Items from an interface collection:
# # # # #

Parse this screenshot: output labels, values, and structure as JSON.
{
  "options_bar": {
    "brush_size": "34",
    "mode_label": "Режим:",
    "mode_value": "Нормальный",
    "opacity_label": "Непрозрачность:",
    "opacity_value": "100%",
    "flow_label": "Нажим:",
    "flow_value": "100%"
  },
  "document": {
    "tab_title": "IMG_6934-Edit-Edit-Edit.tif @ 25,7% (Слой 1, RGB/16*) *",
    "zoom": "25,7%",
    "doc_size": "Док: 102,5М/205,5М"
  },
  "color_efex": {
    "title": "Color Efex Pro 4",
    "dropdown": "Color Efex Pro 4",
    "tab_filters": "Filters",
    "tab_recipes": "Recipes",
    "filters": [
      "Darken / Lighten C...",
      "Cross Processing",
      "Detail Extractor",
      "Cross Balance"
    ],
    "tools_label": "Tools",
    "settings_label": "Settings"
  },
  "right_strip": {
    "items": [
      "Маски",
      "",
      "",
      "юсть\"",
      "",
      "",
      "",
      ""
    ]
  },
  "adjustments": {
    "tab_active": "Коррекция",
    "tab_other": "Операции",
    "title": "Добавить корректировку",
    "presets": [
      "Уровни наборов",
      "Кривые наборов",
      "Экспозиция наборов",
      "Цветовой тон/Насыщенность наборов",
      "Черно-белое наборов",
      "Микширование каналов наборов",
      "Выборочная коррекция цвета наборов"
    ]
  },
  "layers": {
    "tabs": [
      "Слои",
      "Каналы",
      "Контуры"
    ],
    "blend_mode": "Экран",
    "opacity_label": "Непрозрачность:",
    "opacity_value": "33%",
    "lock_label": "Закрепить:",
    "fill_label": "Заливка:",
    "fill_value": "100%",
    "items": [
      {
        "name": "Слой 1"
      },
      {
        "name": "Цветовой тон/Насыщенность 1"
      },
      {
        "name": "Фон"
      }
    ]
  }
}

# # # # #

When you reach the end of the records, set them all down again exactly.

Response to the task:
Parse this screenshot: output labels, values, and structure as JSON.
{
  "options_bar": {
    "brush_size": "34",
    "mode_label": "Режим:",
    "mode_value": "Нормальный",
    "opacity_label": "Непрозрачность:",
    "opacity_value": "100%",
    "flow_label": "Нажим:",
    "flow_value": "100%"
  },
  "document": {
    "tab_title": "IMG_6934-Edit-Edit-Edit.tif @ 25,7% (Слой 1, RGB/16*) *",
    "zoom": "25,7%",
    "doc_size": "Док: 102,5М/205,5М"
  },
  "color_efex": {
    "title": "Color Efex Pro 4",
    "dropdown": "Color Efex Pro 4",
    "tab_filters": "Filters",
    "tab_recipes": "Recipes",
    "filters": [
      "Darken / Lighten C...",
      "Cross Processing",
      "Detail Extractor",
      "Cross Balance"
    ],
    "tools_label": "Tools",
    "settings_label": "Settings"
  },
  "right_strip": {
    "items": [
      "Маски",
      "",
      "",
      "юсть\"",
      "",
      "",
      "",
      ""
    ]
  },
  "adjustments": {
    "tab_active": "Коррекция",
    "tab_other": "Операции",
    "title": "Добавить корректировку",
    "presets": [
      "Уровни наборов",
      "Кривые наборов",
      "Экспозиция наборов",
      "Цветовой тон/Насыщенность наборов",
      "Черно-белое наборов",
      "Микширование каналов наборов",
      "Выборочная коррекция цвета наборов"
    ]
  },
  "layers": {
    "tabs": [
      "Слои",
      "Каналы",
      "Контуры"
    ],
    "blend_mode": "Экран",
    "opacity_label": "Непрозрачность:",
    "opacity_value": "33%",
    "lock_label": "Закрепить:",
    "fill_label": "Заливка:",
    "fill_value": "100%",
    "items": [
      {
        "name": "Слой 1"
      },
      {
        "name": "Цветовой тон/Насыщенность 1"
      },
      {
        "name": "Фон"
      }
    ]
  }
}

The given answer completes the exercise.